We got into some creepier characters this time around. This guy was originally envisioned as a Spawn influence, but I wanted more diabolical influences. I like the blades at the end of the chains -a difficult decision, wasn’t sure how to top those appendages off…
I wrote to Julie Newmar ages ago and had a plan. You see, I bump into Sid Haig every now and then on the convention circuit, and I know he did an episode of buck Rogers with her. So in addition to the requisite Catwoman pic, I also enclosed this still (a screenshot I grabbed directly off my DVD) from Buck Rogers and she was nice enough to sign it as well. Suddenly Sid fell ill and wasn’t doing cons for a while It actually took a couple of years, but I finally got him on it as well!
It shouldn’t work, but then again, we don’t watch horror movies for the Oscar worthy performances do we? The wrestlers give a serviceable showing in their roles and are joined by some Romero alumni. I recognized the late Bill Hinzman’s name in the credits ( he was the very first zombie in Night of the Living Dead) and quickly recognized Dawn of the Dead Alumni Joe Shelby and Nick Tallo. We even get a shot of the old crypt and the graveyard from Night of the Living Dead.
I’m surprised at how much I like this. It’s a nightime movie about a group of wrongfully lynched hicks who return – bearing more of a resemblance to ghosts than zombies. Whatever they are, the monsters have a great look to them and the carnage they wreak is bloody, gory and enormous fun. The film manages to create a spooky atmosphere, very reminsant of the Fog with the monsters reminding me a great deal of the Blind Dead. It’s that kind of movie. The killing and the gore start almost immediately, and it didnt take long before I was totally on board.

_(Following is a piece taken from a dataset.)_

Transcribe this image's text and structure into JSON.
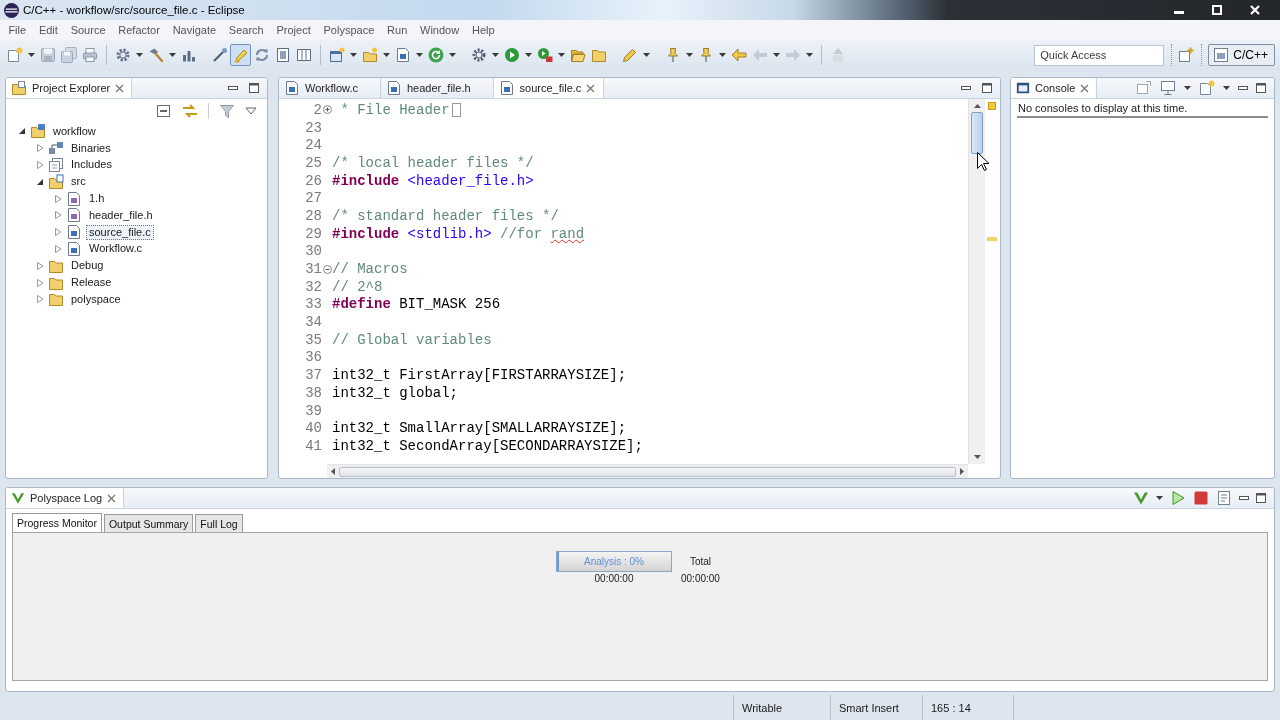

River of Darkness was one of the more pleasant discoveries on this box set and a perfect example of why I still buy these things!